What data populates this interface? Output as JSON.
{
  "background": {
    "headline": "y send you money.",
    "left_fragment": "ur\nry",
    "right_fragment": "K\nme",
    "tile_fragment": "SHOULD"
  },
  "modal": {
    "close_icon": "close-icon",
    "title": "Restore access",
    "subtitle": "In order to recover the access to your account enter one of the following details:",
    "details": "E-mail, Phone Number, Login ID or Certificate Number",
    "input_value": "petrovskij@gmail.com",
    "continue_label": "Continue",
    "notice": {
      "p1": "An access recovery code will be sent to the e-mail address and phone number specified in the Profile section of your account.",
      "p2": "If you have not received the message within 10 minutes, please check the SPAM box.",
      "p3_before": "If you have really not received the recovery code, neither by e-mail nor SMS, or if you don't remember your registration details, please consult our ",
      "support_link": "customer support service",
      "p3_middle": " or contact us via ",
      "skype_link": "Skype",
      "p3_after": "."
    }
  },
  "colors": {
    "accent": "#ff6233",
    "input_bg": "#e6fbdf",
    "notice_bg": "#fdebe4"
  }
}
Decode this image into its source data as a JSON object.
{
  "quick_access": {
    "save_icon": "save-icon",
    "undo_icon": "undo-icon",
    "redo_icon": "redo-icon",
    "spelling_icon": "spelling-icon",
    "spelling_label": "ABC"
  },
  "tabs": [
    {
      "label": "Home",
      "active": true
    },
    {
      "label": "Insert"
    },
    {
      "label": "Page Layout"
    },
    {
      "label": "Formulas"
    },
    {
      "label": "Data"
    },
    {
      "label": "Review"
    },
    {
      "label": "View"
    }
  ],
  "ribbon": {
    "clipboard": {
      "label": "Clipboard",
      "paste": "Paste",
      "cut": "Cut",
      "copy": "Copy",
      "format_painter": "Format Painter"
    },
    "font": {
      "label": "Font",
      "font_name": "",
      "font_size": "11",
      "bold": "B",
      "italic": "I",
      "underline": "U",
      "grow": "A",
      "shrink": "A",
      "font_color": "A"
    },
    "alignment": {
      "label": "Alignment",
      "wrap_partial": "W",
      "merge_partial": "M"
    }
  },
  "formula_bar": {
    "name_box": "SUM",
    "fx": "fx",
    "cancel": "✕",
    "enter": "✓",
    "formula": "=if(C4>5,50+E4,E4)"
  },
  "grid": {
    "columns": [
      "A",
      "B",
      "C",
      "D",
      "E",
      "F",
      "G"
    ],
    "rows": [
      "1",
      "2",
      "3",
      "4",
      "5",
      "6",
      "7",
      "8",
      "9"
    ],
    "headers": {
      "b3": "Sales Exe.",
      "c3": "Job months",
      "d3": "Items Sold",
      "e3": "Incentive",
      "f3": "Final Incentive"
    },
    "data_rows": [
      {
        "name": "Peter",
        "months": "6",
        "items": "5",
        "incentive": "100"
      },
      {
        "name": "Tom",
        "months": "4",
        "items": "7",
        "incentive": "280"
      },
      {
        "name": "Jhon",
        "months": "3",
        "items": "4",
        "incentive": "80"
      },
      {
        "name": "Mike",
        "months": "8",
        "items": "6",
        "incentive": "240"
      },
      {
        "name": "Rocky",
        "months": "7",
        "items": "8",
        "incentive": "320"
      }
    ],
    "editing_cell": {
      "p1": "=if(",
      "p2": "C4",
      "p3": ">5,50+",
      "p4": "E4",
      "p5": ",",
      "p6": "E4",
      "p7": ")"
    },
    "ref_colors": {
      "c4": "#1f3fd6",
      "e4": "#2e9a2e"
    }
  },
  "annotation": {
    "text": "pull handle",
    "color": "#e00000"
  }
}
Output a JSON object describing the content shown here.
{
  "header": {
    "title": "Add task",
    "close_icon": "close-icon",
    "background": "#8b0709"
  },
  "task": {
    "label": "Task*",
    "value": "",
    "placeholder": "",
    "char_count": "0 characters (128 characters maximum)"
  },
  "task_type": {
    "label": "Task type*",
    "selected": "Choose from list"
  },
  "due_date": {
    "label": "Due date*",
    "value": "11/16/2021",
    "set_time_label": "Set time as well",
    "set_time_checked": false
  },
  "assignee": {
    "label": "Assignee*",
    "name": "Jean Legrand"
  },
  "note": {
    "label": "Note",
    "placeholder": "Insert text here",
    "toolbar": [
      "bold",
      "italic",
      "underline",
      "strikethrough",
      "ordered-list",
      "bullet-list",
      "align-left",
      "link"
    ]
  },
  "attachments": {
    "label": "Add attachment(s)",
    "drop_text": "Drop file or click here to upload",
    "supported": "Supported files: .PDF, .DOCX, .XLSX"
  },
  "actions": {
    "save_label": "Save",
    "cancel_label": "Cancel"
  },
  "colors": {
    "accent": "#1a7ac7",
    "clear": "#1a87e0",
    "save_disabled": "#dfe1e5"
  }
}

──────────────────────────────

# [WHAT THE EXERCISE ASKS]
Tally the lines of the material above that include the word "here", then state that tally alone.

# [RESPONSE]
3